During the eighteenth century, the Vietnamese government relied on local chieftains to govern its northern uplands, including the Sino-Vietnamese border region. In Lạng Sơn Province—an intermediary point for diplomatic documents traveling from the Lê-Trịnh government to the Qing—the government constructed a documentary system that gave local chieftains considerable political responsibility. Under this system, local chieftains were responsible for administering tax collection and some forms of military service, researching the titles and positions of Qing officials, purchasing Qing calendars, and forwarding official documents. Thus, these local chieftains played important roles in eighteenth-century Sino-Vietnamese relations and politics.
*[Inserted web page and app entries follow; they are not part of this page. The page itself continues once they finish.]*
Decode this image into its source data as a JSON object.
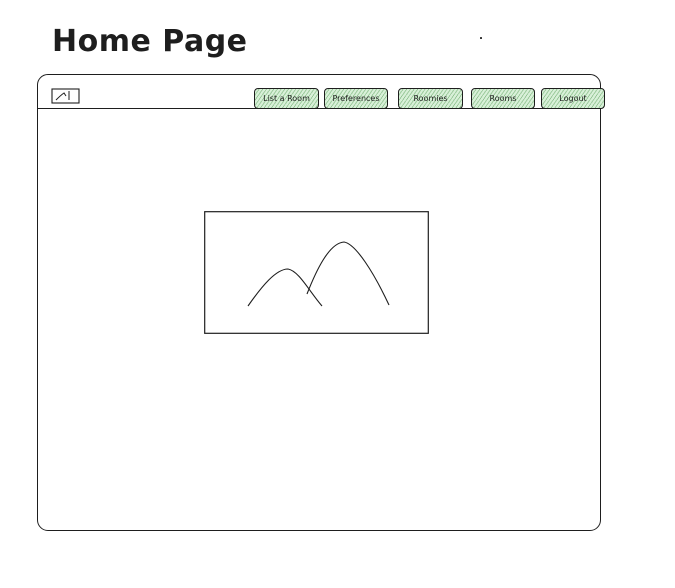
{
  "title": "Home Page",
  "nav": {
    "items": [
      {
        "label": "List a Room"
      },
      {
        "label": "Preferences"
      },
      {
        "label": "Roomies"
      },
      {
        "label": "Rooms"
      },
      {
        "label": "Logout"
      }
    ]
  },
  "colors": {
    "stroke": "#1e1e1e",
    "button_fill": "#d8f0d8",
    "button_hatch": "#3c8c3c",
    "background": "#ffffff"
  },
  "icons": {
    "logo": "image-icon",
    "hero": "image-placeholder-icon"
  }
}
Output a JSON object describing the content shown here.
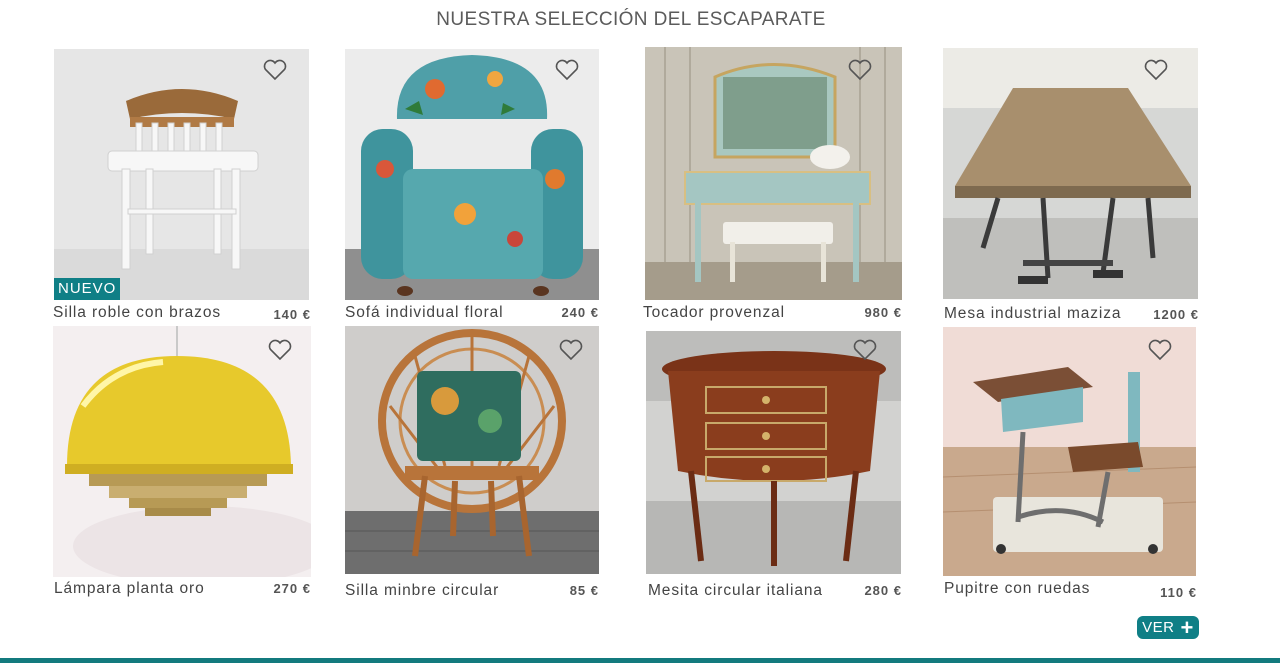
{
  "section": {
    "title": "NUESTRA SELECCIÓN DEL ESCAPARATE"
  },
  "products": [
    {
      "name": "Silla  roble con brazos",
      "price": "140 €",
      "badge": "NUEVO"
    },
    {
      "name": "Sofá individual floral",
      "price": "240 €"
    },
    {
      "name": "Tocador provenzal",
      "price": "980 €"
    },
    {
      "name": "Mesa industrial maziza",
      "price": "1200 €"
    },
    {
      "name": "Lámpara planta oro",
      "price": "270 €"
    },
    {
      "name": "Silla minbre circular",
      "price": "85 €"
    },
    {
      "name": "Mesita circular italiana",
      "price": "280 €"
    },
    {
      "name": "Pupitre con ruedas",
      "price": "110 €"
    }
  ],
  "more_button": {
    "label": "VER",
    "icon": "plus-icon"
  },
  "colors": {
    "accent": "#0f7f86",
    "bottom_bar": "#137a7e"
  }
}
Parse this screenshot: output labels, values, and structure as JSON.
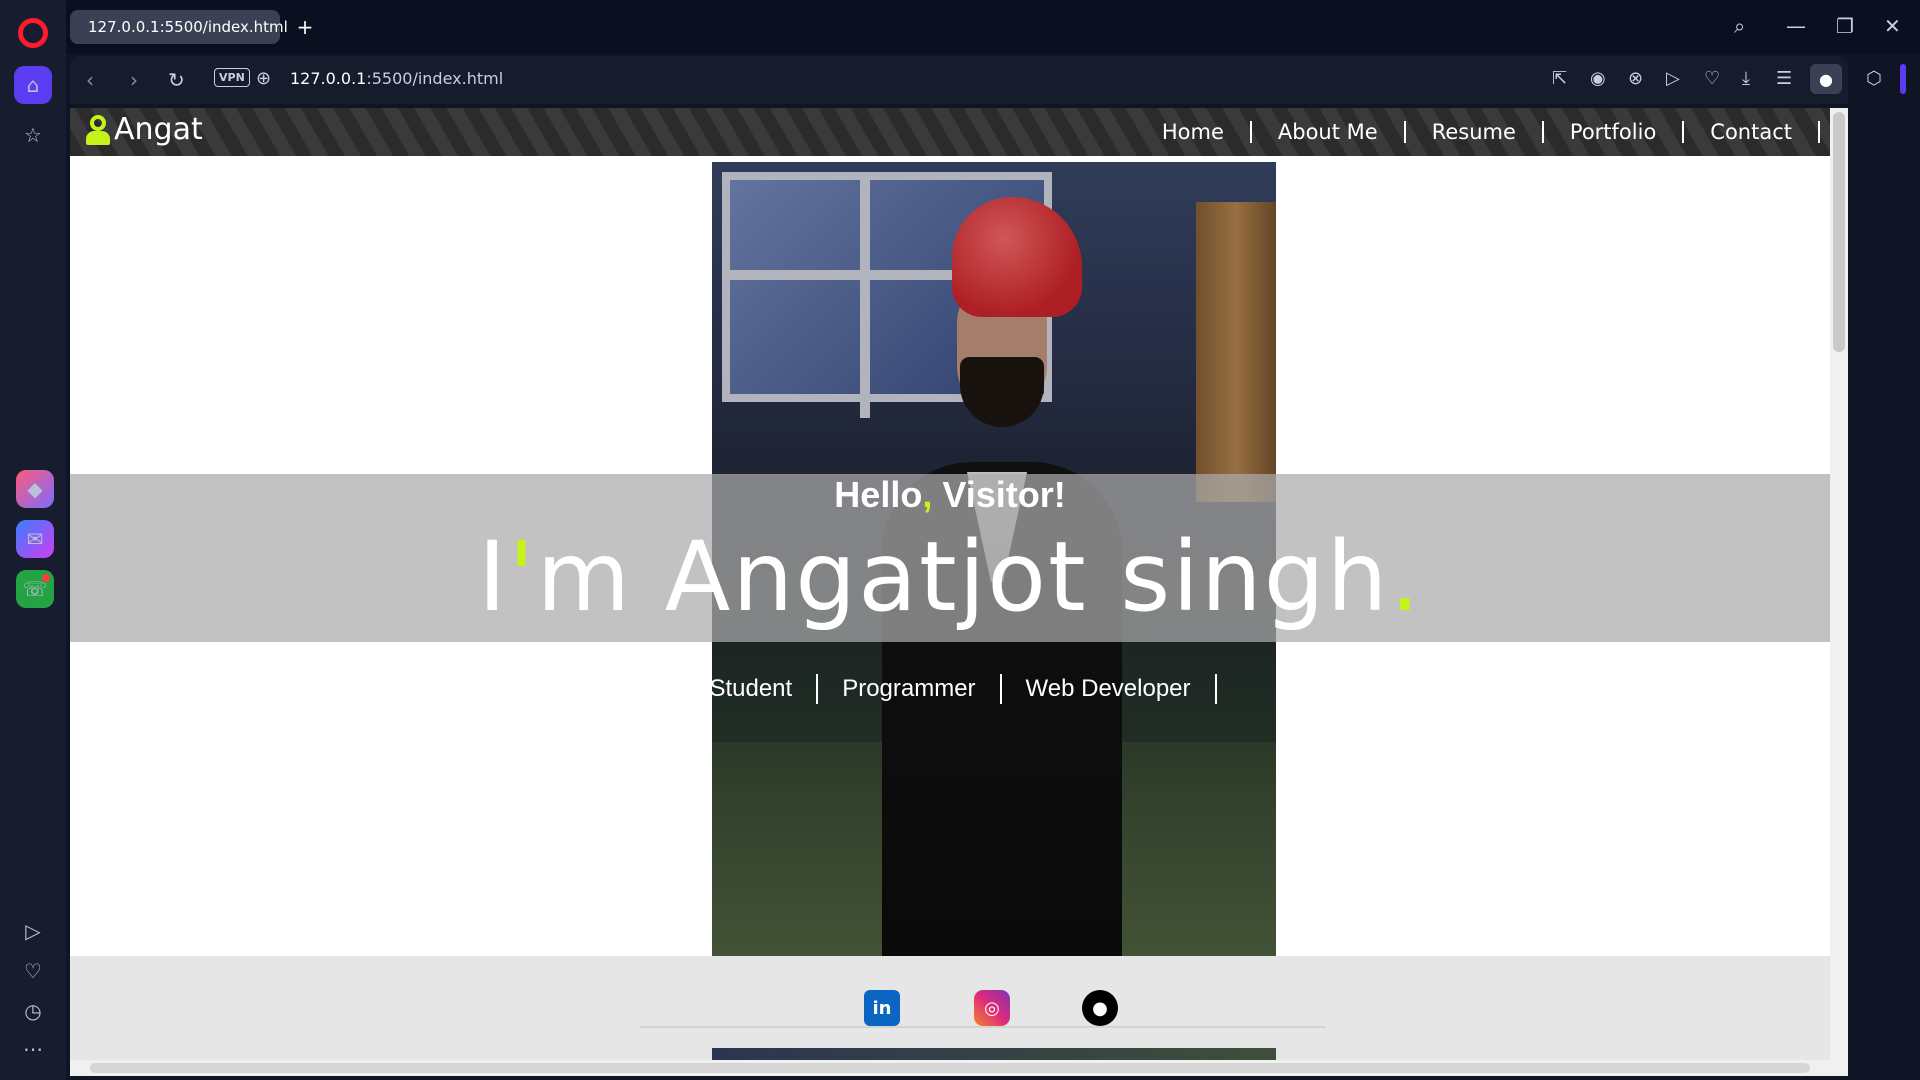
{
  "browser": {
    "tab_title": "127.0.0.1:5500/index.html",
    "new_tab": "+",
    "url_host": "127.0.0.1",
    "url_rest": ":5500/index.html",
    "vpn_label": "VPN"
  },
  "sidebar": {
    "items": [
      "home-icon",
      "star-icon",
      "aria-icon",
      "messenger-icon",
      "whatsapp-icon",
      "player-icon",
      "heart-icon",
      "history-icon",
      "more-icon"
    ]
  },
  "site": {
    "brand": "Angat",
    "nav": [
      "Home",
      "About Me",
      "Resume",
      "Portfolio",
      "Contact"
    ],
    "greeting": "Hello",
    "greeting_comma": ",",
    "greeting_rest": " Visitor!",
    "name_prefix": "I",
    "name_apostrophe": "'",
    "name_main": "m Angatjot singh",
    "name_dot": ".",
    "roles": [
      "Student",
      "Programmer",
      "Web Developer"
    ],
    "social": [
      "linkedin-icon",
      "instagram-icon",
      "github-icon"
    ],
    "social_li_text": "in"
  },
  "colors": {
    "accent": "#c6f21b",
    "opera_red": "#ff1b2d",
    "opera_purple": "#5b3cf0"
  }
}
This content is only available via PDF.
You do not currently have access to this content.